“I have a rare French-made Morbier grandfather clock, which was produced in 1850, and a pocket watch manufactured in 1820. When I learnt that a French family wanted to sell these rare clocks, I contacted a friend in France who purchased them for me and sent them six years ago.”

Kakar said he had not counted how many clocks he had but reckoned there were thousands in his two-room museum, located on the city’s Joint Road. There are no guided tours, but visitors are always welcome.

“I never thought that I would be able to build a museum. With the passage of time, my antiques including all forms of old clocks started arriving and turned my place into a clock museum,” he added.

HIGHLIGHT

Gathered from around world, Kakar has never counted, calculated value of his museum contents.

In a world increasingly oriented toward technology, Kakar said his museum had become a portal to another time. He also has a number of vintage radios and old gramophones in his collection.

“When I hear the sounds of these clocks or play songs on gramophones, it gives me immense comfort and pushes me into the historical lifestyle of the people back in the 18th and 19th centuries who had used these items. I am able to recognize the chimes of all clocks.”

The models he owns are unfamiliar to Pakistani clocksmiths, so Kakar has to carry out any repairs himself.

“I service them and wind them once a week, and I’m able to repair minor issues with my clocks,” he said.

And he has recently started looking into the history of some of his exhibits.

“I know the background of some of these clocks and I am in contact with some families in England and France and have asked them to share the histories of these clocks used by their great grandfathers during the 18th and 19th centuries. I am hopeful I will get more details in the coming months,” he added.

Kakar has not attempted to calculate how much his collection is worth. “I have never sold items from my collection to anyone.

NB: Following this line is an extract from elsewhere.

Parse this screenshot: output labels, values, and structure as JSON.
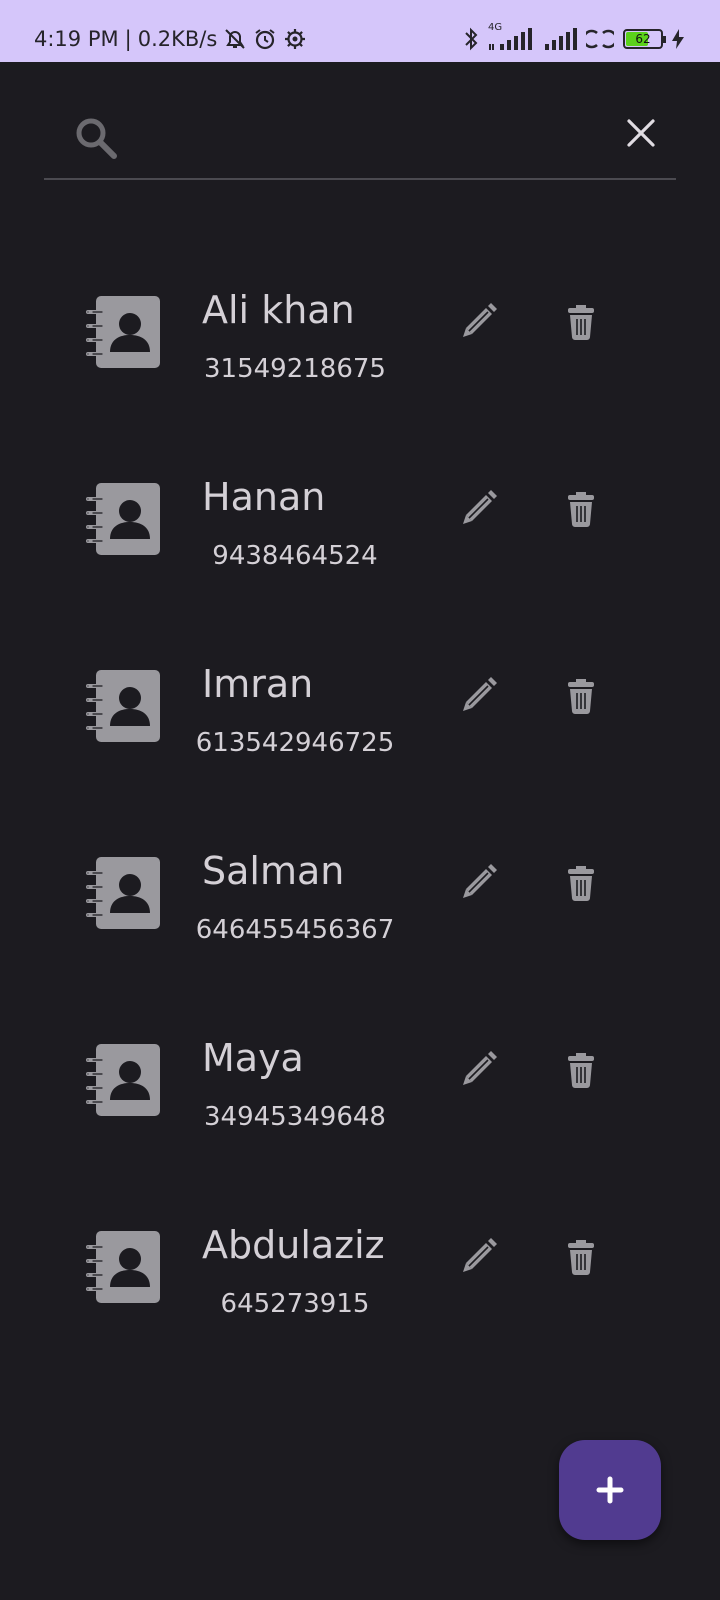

If I started counting the sum, I would not be able to carry on with my enthusiasm.”